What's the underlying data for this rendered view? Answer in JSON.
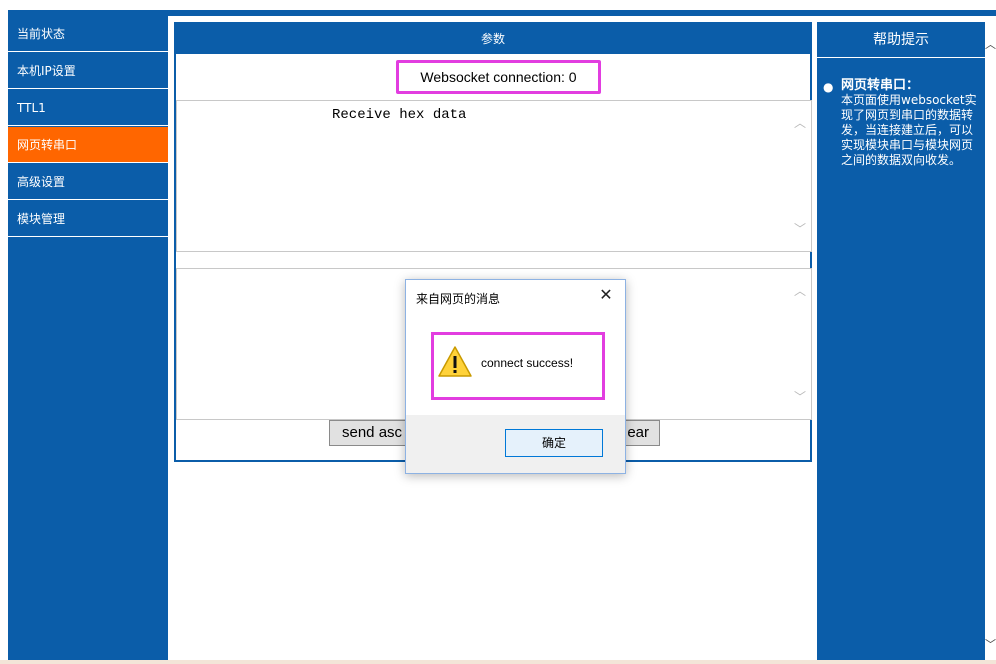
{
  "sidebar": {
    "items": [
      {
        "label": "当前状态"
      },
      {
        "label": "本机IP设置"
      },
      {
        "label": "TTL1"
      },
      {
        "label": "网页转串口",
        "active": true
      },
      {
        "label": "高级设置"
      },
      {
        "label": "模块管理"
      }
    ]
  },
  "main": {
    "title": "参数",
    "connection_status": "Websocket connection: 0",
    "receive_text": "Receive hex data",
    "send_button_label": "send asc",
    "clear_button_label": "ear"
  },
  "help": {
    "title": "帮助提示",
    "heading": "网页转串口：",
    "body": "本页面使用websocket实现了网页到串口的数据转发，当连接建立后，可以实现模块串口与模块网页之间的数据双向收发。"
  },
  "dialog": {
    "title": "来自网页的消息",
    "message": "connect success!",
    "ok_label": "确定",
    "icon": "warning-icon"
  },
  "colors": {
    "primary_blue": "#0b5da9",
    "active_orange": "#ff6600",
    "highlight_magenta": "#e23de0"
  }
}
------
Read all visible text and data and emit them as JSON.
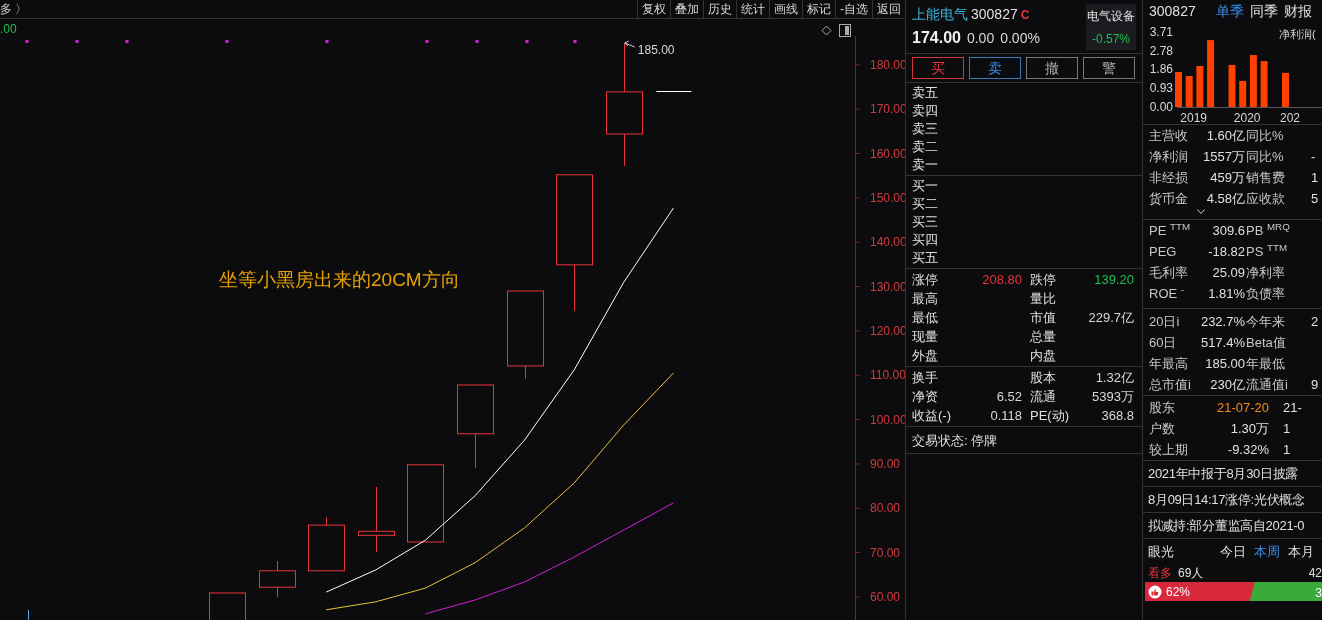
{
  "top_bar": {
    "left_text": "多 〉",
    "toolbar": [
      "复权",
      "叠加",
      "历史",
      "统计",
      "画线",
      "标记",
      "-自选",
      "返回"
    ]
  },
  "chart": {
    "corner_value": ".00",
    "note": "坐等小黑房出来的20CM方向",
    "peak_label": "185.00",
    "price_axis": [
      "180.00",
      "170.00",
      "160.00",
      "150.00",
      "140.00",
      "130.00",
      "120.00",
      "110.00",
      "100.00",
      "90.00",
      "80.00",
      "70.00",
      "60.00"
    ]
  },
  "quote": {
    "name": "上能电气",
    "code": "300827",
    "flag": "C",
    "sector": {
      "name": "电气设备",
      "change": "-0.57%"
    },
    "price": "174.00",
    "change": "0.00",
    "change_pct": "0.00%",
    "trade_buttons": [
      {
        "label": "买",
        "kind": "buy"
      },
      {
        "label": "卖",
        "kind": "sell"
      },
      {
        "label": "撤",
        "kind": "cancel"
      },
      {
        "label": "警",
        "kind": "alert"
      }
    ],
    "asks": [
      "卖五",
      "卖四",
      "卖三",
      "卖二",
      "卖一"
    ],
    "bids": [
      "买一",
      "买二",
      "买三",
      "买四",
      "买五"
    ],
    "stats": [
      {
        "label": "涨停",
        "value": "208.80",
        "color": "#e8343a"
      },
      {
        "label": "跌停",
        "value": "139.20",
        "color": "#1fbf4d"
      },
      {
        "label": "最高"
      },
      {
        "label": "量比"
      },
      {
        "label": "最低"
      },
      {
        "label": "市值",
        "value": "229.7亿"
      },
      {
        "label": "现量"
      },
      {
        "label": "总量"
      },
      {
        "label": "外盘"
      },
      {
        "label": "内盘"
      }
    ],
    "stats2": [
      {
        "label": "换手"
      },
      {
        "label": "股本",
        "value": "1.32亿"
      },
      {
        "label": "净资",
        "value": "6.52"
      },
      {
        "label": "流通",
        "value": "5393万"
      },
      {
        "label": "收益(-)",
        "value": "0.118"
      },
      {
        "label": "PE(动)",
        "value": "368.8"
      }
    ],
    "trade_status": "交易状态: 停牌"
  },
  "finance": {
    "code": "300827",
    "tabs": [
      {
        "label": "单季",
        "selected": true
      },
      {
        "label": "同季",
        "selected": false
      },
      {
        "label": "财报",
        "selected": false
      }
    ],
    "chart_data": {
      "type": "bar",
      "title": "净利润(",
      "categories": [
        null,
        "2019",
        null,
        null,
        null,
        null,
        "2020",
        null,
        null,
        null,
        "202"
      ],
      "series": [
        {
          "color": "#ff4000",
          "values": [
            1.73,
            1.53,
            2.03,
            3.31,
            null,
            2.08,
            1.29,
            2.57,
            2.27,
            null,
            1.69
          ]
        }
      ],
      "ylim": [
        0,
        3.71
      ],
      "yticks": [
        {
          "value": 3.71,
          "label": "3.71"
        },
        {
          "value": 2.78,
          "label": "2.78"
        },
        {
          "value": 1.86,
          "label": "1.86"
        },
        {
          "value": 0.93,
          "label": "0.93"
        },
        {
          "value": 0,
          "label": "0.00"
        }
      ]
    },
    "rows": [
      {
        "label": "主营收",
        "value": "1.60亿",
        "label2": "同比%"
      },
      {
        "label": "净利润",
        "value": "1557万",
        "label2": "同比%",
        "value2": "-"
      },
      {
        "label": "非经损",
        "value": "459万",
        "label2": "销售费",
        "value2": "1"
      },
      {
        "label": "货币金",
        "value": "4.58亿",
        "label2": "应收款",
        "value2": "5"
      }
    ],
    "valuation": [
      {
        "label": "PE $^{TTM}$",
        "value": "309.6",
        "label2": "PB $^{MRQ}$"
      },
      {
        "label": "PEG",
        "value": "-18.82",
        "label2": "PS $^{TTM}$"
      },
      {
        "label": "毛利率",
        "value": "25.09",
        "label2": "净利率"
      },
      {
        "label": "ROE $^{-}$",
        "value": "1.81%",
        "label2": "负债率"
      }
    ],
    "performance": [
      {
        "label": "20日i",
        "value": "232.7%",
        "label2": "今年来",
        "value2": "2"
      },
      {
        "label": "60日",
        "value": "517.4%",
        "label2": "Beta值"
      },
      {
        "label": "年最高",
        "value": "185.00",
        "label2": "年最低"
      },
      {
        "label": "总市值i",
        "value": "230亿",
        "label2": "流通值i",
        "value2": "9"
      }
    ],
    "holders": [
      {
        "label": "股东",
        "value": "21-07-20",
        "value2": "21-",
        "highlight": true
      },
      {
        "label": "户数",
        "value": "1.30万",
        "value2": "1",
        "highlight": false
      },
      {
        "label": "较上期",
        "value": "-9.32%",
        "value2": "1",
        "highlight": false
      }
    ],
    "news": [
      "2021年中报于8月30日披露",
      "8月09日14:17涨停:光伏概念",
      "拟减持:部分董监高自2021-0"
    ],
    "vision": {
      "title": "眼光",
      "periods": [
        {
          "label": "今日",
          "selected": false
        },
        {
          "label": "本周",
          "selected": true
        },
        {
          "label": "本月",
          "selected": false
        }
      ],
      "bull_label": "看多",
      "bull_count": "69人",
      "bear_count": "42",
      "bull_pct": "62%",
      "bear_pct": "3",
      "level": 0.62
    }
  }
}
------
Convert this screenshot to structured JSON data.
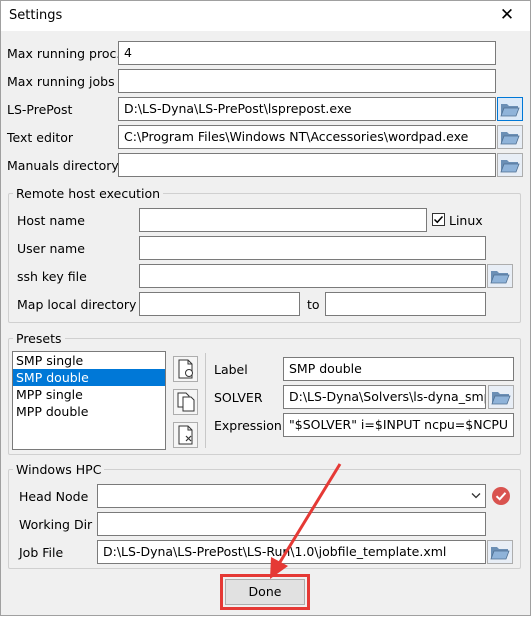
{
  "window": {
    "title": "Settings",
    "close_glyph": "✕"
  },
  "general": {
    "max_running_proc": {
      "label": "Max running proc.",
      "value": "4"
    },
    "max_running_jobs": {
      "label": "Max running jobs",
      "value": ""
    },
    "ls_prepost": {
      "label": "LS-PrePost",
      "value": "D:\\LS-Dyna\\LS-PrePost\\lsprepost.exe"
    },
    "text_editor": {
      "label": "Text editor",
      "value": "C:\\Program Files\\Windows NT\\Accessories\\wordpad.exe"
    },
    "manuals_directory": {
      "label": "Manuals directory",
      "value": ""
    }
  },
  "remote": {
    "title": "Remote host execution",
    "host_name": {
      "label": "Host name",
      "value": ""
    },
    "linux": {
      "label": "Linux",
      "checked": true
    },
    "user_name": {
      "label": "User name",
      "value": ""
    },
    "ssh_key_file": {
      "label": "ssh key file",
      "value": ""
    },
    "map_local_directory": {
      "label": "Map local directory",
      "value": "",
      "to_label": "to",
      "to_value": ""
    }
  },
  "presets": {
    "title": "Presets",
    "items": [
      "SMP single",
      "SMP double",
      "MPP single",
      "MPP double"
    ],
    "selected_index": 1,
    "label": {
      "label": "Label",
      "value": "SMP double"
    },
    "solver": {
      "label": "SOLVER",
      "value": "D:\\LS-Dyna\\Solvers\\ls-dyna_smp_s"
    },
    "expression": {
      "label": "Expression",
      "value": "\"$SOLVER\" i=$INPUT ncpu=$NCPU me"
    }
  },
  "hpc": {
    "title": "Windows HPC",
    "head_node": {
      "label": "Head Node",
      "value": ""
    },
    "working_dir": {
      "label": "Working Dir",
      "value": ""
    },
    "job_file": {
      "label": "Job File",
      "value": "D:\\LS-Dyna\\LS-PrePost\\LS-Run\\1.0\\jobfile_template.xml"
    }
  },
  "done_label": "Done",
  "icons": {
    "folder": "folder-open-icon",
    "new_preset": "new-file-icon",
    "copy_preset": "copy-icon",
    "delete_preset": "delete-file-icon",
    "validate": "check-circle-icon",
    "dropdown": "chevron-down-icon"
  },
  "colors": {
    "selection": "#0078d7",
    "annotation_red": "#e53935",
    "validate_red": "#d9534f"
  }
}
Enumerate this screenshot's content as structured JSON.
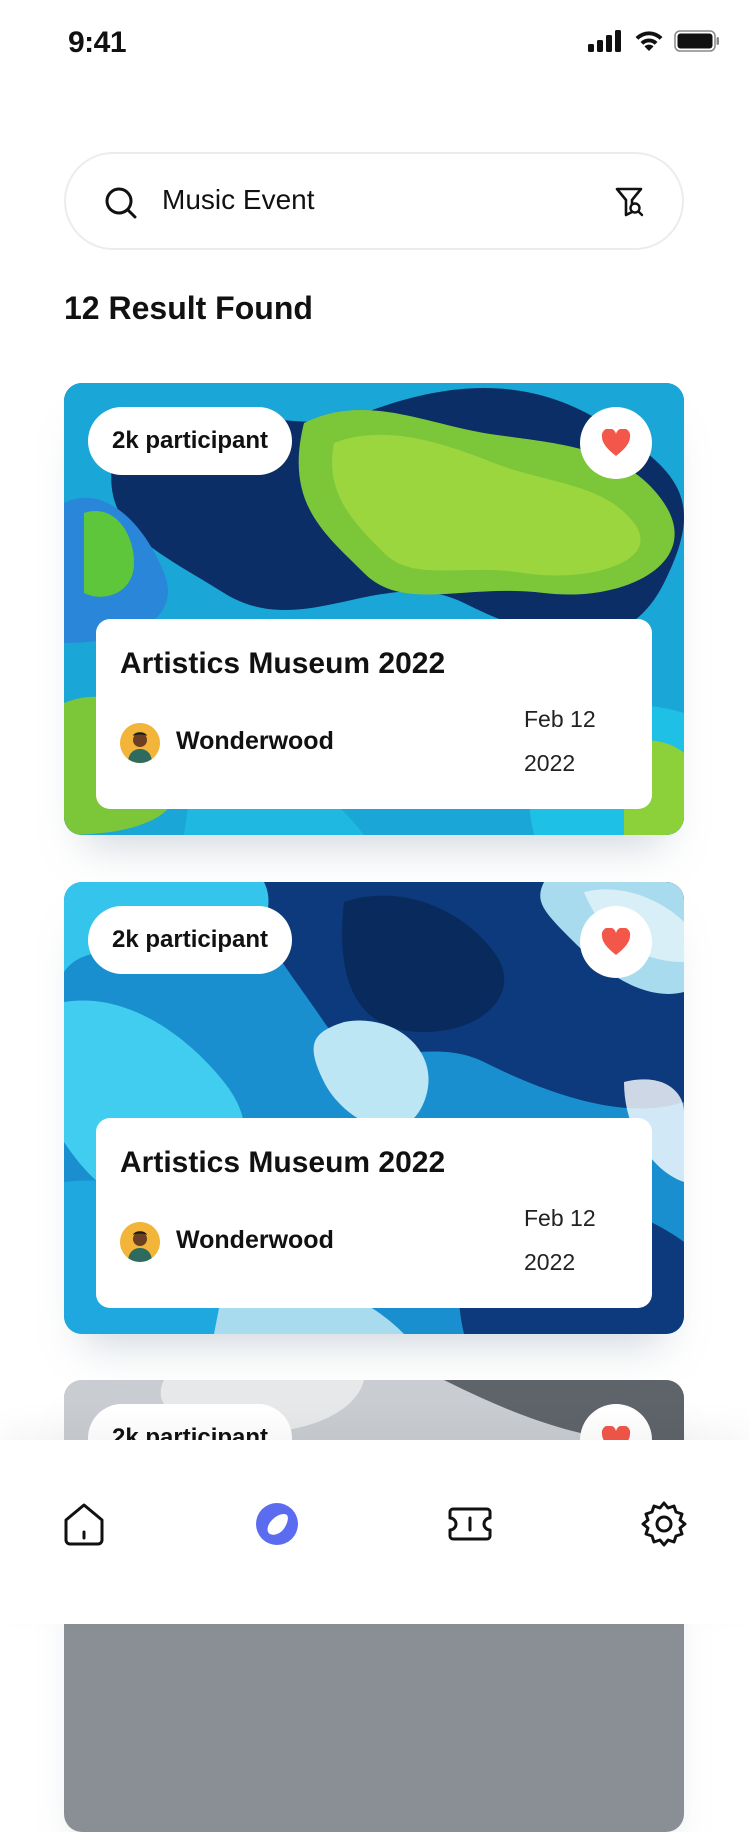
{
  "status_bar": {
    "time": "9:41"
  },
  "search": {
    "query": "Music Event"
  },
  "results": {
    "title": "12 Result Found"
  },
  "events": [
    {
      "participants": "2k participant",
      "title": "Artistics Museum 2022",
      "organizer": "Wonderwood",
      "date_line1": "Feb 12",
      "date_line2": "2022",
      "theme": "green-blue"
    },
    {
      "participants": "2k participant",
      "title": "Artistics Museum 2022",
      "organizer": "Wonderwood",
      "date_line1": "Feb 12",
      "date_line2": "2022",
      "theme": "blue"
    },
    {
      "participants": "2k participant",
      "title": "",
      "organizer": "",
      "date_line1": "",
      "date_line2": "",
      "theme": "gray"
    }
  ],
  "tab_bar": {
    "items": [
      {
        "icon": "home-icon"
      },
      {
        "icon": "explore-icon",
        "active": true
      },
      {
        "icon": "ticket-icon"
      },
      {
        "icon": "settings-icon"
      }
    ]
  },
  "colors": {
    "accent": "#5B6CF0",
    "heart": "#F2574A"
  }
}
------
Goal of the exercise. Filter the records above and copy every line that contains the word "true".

Answer to this problem.
        "active": true
        "selected": true
        "highlight": true
          "selected": true
      "checked": true
        "active": true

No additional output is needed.